## Goal of the exercise:
In your copy, leave out all pictures and reproduce every entry exactly.
====================
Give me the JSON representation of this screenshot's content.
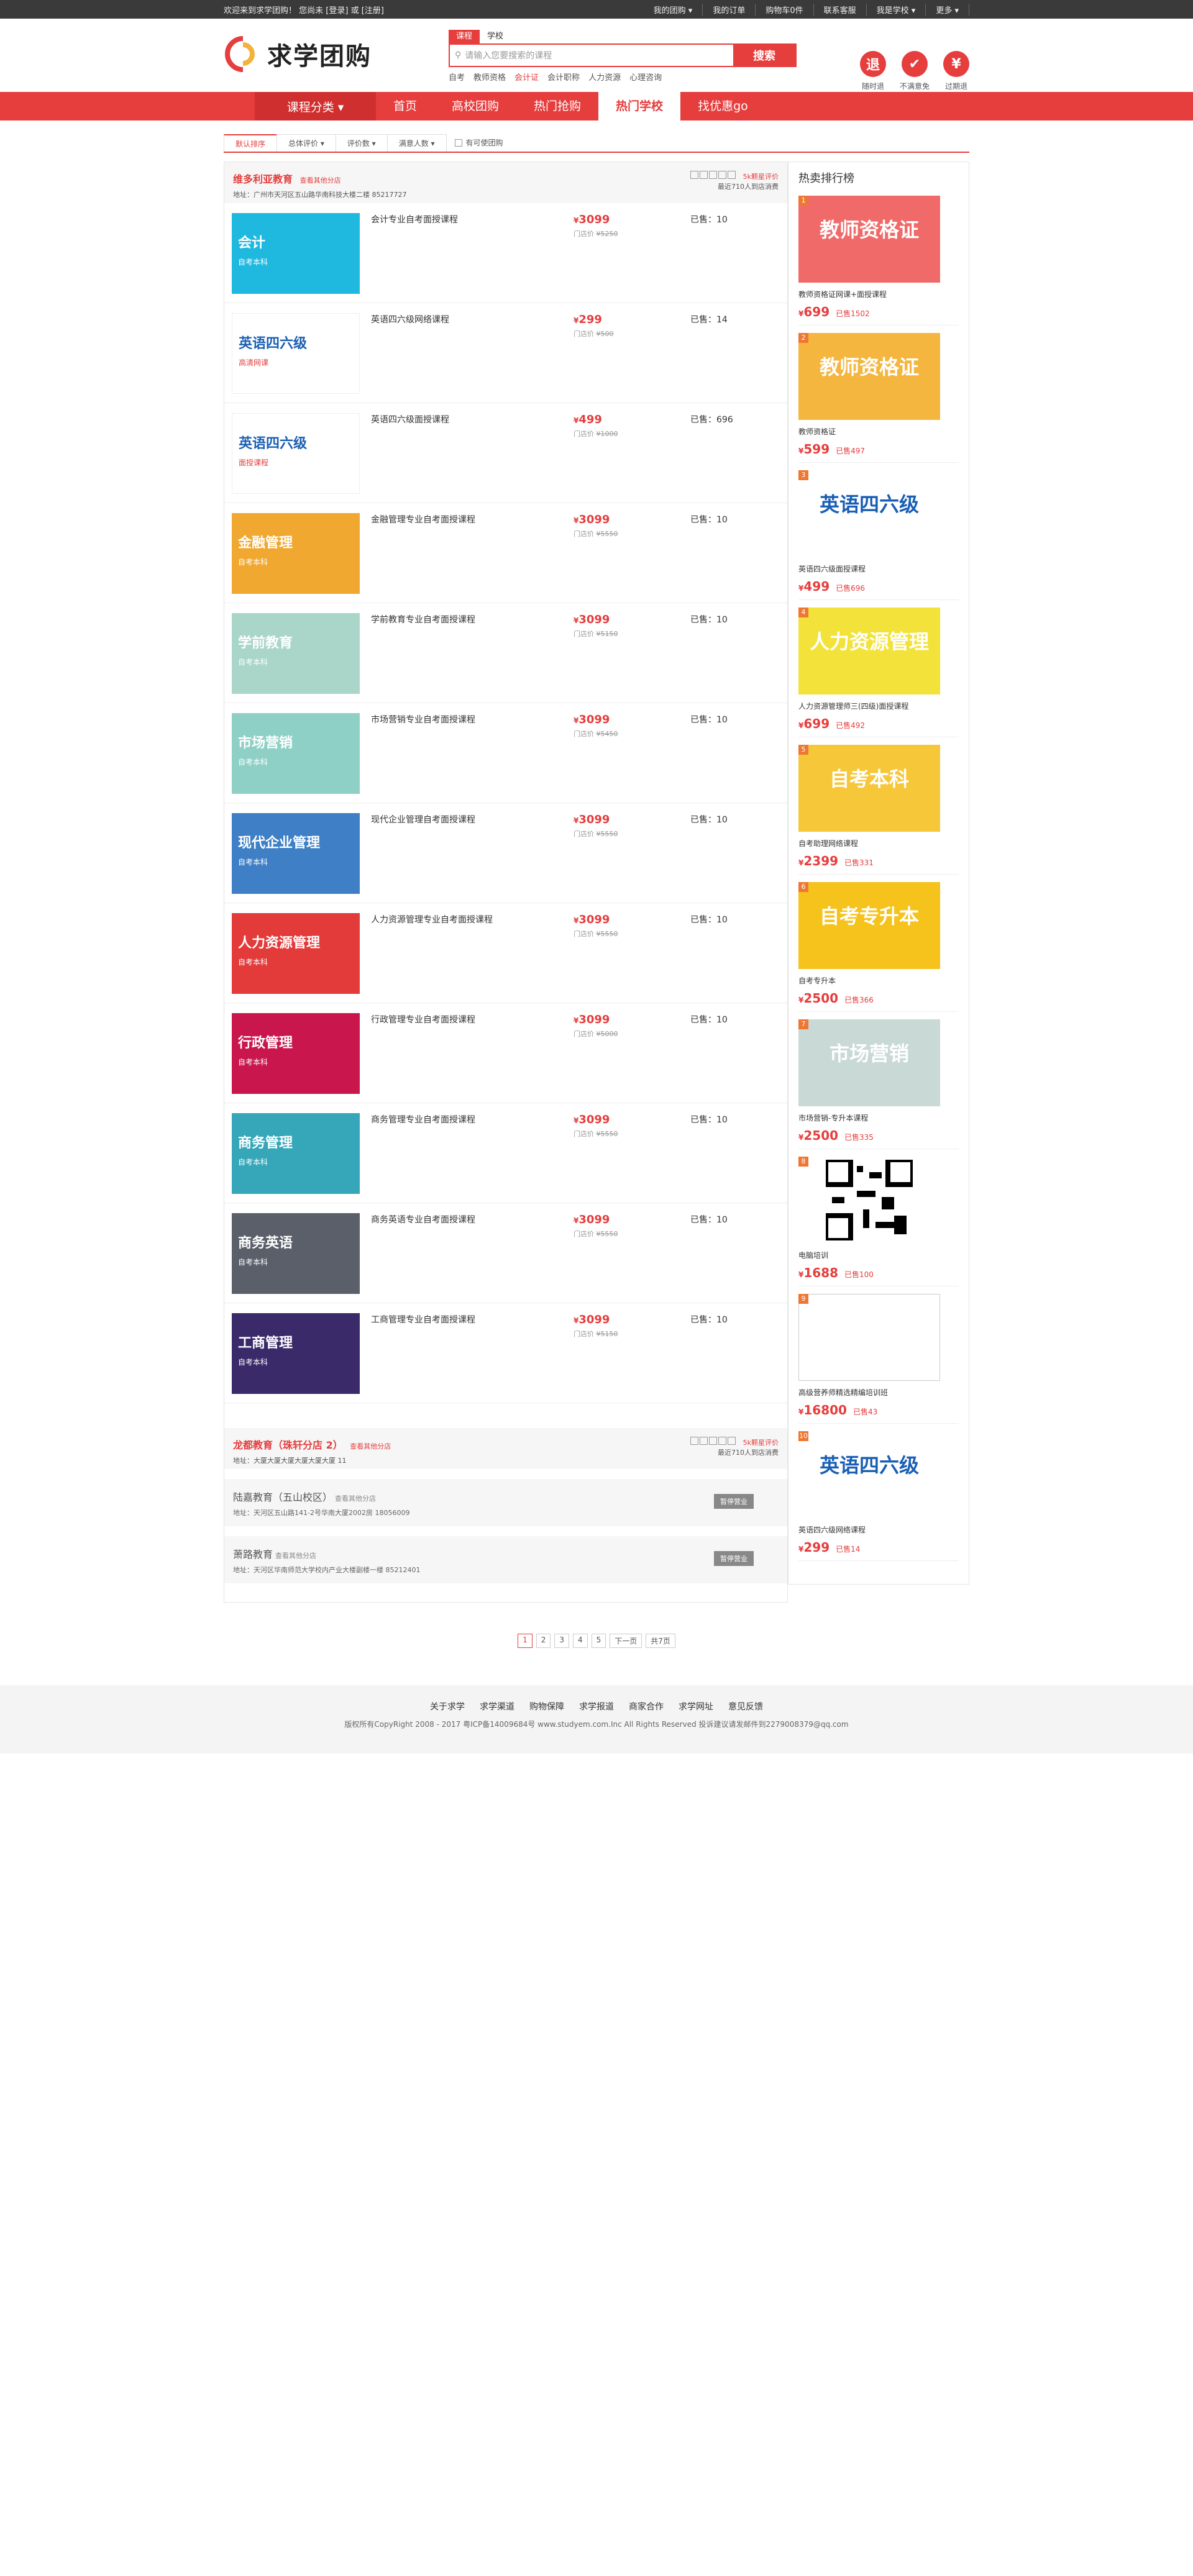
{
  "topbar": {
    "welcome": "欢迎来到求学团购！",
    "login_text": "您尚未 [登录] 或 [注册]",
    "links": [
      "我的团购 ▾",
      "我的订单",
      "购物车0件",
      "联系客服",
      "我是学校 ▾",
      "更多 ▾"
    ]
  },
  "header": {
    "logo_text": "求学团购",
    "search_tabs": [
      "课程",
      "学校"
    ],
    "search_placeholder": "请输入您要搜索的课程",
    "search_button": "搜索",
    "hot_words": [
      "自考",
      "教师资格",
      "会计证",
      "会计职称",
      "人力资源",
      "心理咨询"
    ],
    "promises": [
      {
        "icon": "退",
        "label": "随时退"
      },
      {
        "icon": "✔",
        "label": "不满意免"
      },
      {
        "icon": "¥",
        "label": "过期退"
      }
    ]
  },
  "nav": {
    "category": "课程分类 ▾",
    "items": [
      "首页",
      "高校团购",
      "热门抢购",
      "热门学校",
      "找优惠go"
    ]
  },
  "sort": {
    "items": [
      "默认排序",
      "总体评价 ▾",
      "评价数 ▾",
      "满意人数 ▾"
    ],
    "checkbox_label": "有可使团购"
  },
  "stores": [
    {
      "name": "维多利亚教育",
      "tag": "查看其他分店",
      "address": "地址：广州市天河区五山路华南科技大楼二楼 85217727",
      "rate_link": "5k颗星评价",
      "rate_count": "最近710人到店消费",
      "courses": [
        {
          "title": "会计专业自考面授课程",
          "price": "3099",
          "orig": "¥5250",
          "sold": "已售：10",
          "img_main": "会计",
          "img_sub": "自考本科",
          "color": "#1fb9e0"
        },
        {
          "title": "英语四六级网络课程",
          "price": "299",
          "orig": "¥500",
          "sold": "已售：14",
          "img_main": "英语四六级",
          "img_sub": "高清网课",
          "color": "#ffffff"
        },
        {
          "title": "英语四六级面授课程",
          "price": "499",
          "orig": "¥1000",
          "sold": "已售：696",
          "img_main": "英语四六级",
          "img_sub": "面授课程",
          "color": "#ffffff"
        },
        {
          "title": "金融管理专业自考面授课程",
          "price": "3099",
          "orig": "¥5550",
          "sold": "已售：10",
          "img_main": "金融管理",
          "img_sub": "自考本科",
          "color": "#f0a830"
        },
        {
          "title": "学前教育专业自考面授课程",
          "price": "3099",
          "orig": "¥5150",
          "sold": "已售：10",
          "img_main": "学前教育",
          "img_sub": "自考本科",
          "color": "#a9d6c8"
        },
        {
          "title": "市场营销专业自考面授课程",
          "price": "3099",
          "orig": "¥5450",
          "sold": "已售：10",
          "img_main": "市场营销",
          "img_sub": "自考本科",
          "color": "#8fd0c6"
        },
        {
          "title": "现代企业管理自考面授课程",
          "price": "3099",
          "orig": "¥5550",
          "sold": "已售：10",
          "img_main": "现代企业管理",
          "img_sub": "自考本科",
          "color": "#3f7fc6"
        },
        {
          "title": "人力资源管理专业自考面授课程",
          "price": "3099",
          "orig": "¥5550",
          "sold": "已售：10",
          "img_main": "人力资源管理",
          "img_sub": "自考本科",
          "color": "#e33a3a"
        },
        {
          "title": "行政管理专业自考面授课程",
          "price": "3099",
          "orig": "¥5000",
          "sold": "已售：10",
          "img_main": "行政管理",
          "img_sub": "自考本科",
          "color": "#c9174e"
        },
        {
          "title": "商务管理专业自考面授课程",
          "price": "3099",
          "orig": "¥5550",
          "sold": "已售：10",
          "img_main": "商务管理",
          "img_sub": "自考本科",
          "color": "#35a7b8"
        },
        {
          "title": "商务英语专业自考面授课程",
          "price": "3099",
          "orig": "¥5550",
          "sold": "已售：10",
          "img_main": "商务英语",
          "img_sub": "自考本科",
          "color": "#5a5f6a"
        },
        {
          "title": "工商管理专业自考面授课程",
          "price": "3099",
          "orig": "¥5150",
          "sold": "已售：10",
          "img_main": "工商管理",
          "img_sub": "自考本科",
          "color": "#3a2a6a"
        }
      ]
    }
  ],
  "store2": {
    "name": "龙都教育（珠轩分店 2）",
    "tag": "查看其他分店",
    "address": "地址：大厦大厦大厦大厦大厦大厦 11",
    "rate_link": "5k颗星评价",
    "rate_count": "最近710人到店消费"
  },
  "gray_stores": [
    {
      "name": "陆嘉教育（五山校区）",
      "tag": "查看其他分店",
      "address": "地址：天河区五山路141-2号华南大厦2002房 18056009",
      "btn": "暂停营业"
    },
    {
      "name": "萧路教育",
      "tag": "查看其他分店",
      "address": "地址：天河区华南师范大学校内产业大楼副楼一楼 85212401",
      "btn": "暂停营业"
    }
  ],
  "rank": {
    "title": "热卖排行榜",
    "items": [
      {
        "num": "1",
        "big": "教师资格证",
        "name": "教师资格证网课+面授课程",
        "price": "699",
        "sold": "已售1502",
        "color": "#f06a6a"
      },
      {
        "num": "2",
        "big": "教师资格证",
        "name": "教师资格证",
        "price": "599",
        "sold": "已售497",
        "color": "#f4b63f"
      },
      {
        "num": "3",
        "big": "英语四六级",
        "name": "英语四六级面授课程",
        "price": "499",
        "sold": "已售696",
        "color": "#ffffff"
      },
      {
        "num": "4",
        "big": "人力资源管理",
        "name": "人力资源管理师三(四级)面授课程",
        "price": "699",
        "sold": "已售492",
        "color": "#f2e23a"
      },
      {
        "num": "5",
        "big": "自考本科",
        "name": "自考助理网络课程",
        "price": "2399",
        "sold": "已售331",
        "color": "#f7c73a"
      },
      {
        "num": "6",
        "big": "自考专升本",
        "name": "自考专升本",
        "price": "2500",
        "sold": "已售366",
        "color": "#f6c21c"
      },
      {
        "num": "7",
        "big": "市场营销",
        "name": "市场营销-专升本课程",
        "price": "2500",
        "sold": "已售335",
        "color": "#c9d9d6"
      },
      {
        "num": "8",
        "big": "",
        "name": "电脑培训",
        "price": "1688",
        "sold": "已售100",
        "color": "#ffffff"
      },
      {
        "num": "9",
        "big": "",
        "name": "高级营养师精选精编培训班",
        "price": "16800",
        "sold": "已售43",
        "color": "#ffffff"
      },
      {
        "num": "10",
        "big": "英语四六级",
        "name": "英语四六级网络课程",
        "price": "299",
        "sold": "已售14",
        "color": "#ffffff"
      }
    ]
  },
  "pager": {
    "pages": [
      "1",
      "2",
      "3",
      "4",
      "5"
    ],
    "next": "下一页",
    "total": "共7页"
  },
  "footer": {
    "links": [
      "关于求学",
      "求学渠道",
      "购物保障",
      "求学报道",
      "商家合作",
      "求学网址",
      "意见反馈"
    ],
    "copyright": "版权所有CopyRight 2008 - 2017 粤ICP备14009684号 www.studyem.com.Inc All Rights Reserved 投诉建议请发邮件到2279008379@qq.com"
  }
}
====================
## Output of the exercise:
Give me the JSON representation of this screenshot's content.
{
  "topbar": {
    "welcome": "欢迎来到求学团购！",
    "login_text": "您尚未 [登录] 或 [注册]",
    "links": [
      "我的团购 ▾",
      "我的订单",
      "购物车0件",
      "联系客服",
      "我是学校 ▾",
      "更多 ▾"
    ]
  },
  "header": {
    "logo_text": "求学团购",
    "search_tabs": [
      "课程",
      "学校"
    ],
    "search_placeholder": "请输入您要搜索的课程",
    "search_button": "搜索",
    "hot_words": [
      "自考",
      "教师资格",
      "会计证",
      "会计职称",
      "人力资源",
      "心理咨询"
    ],
    "promises": [
      {
        "icon": "退",
        "label": "随时退"
      },
      {
        "icon": "✔",
        "label": "不满意免"
      },
      {
        "icon": "¥",
        "label": "过期退"
      }
    ]
  },
  "nav": {
    "category": "课程分类 ▾",
    "items": [
      "首页",
      "高校团购",
      "热门抢购",
      "热门学校",
      "找优惠go"
    ]
  },
  "sort": {
    "items": [
      "默认排序",
      "总体评价 ▾",
      "评价数 ▾",
      "满意人数 ▾"
    ],
    "checkbox_label": "有可使团购"
  },
  "stores": [
    {
      "name": "维多利亚教育",
      "tag": "查看其他分店",
      "address": "地址：广州市天河区五山路华南科技大楼二楼 85217727",
      "rate_link": "5k颗星评价",
      "rate_count": "最近710人到店消费",
      "courses": [
        {
          "title": "会计专业自考面授课程",
          "price": "3099",
          "orig": "¥5250",
          "sold": "已售：10",
          "img_main": "会计",
          "img_sub": "自考本科",
          "color": "#1fb9e0"
        },
        {
          "title": "英语四六级网络课程",
          "price": "299",
          "orig": "¥500",
          "sold": "已售：14",
          "img_main": "英语四六级",
          "img_sub": "高清网课",
          "color": "#ffffff"
        },
        {
          "title": "英语四六级面授课程",
          "price": "499",
          "orig": "¥1000",
          "sold": "已售：696",
          "img_main": "英语四六级",
          "img_sub": "面授课程",
          "color": "#ffffff"
        },
        {
          "title": "金融管理专业自考面授课程",
          "price": "3099",
          "orig": "¥5550",
          "sold": "已售：10",
          "img_main": "金融管理",
          "img_sub": "自考本科",
          "color": "#f0a830"
        },
        {
          "title": "学前教育专业自考面授课程",
          "price": "3099",
          "orig": "¥5150",
          "sold": "已售：10",
          "img_main": "学前教育",
          "img_sub": "自考本科",
          "color": "#a9d6c8"
        },
        {
          "title": "市场营销专业自考面授课程",
          "price": "3099",
          "orig": "¥5450",
          "sold": "已售：10",
          "img_main": "市场营销",
          "img_sub": "自考本科",
          "color": "#8fd0c6"
        },
        {
          "title": "现代企业管理自考面授课程",
          "price": "3099",
          "orig": "¥5550",
          "sold": "已售：10",
          "img_main": "现代企业管理",
          "img_sub": "自考本科",
          "color": "#3f7fc6"
        },
        {
          "title": "人力资源管理专业自考面授课程",
          "price": "3099",
          "orig": "¥5550",
          "sold": "已售：10",
          "img_main": "人力资源管理",
          "img_sub": "自考本科",
          "color": "#e33a3a"
        },
        {
          "title": "行政管理专业自考面授课程",
          "price": "3099",
          "orig": "¥5000",
          "sold": "已售：10",
          "img_main": "行政管理",
          "img_sub": "自考本科",
          "color": "#c9174e"
        },
        {
          "title": "商务管理专业自考面授课程",
          "price": "3099",
          "orig": "¥5550",
          "sold": "已售：10",
          "img_main": "商务管理",
          "img_sub": "自考本科",
          "color": "#35a7b8"
        },
        {
          "title": "商务英语专业自考面授课程",
          "price": "3099",
          "orig": "¥5550",
          "sold": "已售：10",
          "img_main": "商务英语",
          "img_sub": "自考本科",
          "color": "#5a5f6a"
        },
        {
          "title": "工商管理专业自考面授课程",
          "price": "3099",
          "orig": "¥5150",
          "sold": "已售：10",
          "img_main": "工商管理",
          "img_sub": "自考本科",
          "color": "#3a2a6a"
        }
      ]
    }
  ],
  "store2": {
    "name": "龙都教育（珠轩分店 2）",
    "tag": "查看其他分店",
    "address": "地址：大厦大厦大厦大厦大厦大厦 11",
    "rate_link": "5k颗星评价",
    "rate_count": "最近710人到店消费"
  },
  "gray_stores": [
    {
      "name": "陆嘉教育（五山校区）",
      "tag": "查看其他分店",
      "address": "地址：天河区五山路141-2号华南大厦2002房 18056009",
      "btn": "暂停营业"
    },
    {
      "name": "萧路教育",
      "tag": "查看其他分店",
      "address": "地址：天河区华南师范大学校内产业大楼副楼一楼 85212401",
      "btn": "暂停营业"
    }
  ],
  "rank": {
    "title": "热卖排行榜",
    "items": [
      {
        "num": "1",
        "big": "教师资格证",
        "name": "教师资格证网课+面授课程",
        "price": "699",
        "sold": "已售1502",
        "color": "#f06a6a"
      },
      {
        "num": "2",
        "big": "教师资格证",
        "name": "教师资格证",
        "price": "599",
        "sold": "已售497",
        "color": "#f4b63f"
      },
      {
        "num": "3",
        "big": "英语四六级",
        "name": "英语四六级面授课程",
        "price": "499",
        "sold": "已售696",
        "color": "#ffffff"
      },
      {
        "num": "4",
        "big": "人力资源管理",
        "name": "人力资源管理师三(四级)面授课程",
        "price": "699",
        "sold": "已售492",
        "color": "#f2e23a"
      },
      {
        "num": "5",
        "big": "自考本科",
        "name": "自考助理网络课程",
        "price": "2399",
        "sold": "已售331",
        "color": "#f7c73a"
      },
      {
        "num": "6",
        "big": "自考专升本",
        "name": "自考专升本",
        "price": "2500",
        "sold": "已售366",
        "color": "#f6c21c"
      },
      {
        "num": "7",
        "big": "市场营销",
        "name": "市场营销-专升本课程",
        "price": "2500",
        "sold": "已售335",
        "color": "#c9d9d6"
      },
      {
        "num": "8",
        "big": "",
        "name": "电脑培训",
        "price": "1688",
        "sold": "已售100",
        "color": "#ffffff"
      },
      {
        "num": "9",
        "big": "",
        "name": "高级营养师精选精编培训班",
        "price": "16800",
        "sold": "已售43",
        "color": "#ffffff"
      },
      {
        "num": "10",
        "big": "英语四六级",
        "name": "英语四六级网络课程",
        "price": "299",
        "sold": "已售14",
        "color": "#ffffff"
      }
    ]
  },
  "pager": {
    "pages": [
      "1",
      "2",
      "3",
      "4",
      "5"
    ],
    "next": "下一页",
    "total": "共7页"
  },
  "footer": {
    "links": [
      "关于求学",
      "求学渠道",
      "购物保障",
      "求学报道",
      "商家合作",
      "求学网址",
      "意见反馈"
    ],
    "copyright": "版权所有CopyRight 2008 - 2017 粤ICP备14009684号 www.studyem.com.Inc All Rights Reserved 投诉建议请发邮件到2279008379@qq.com"
  }
}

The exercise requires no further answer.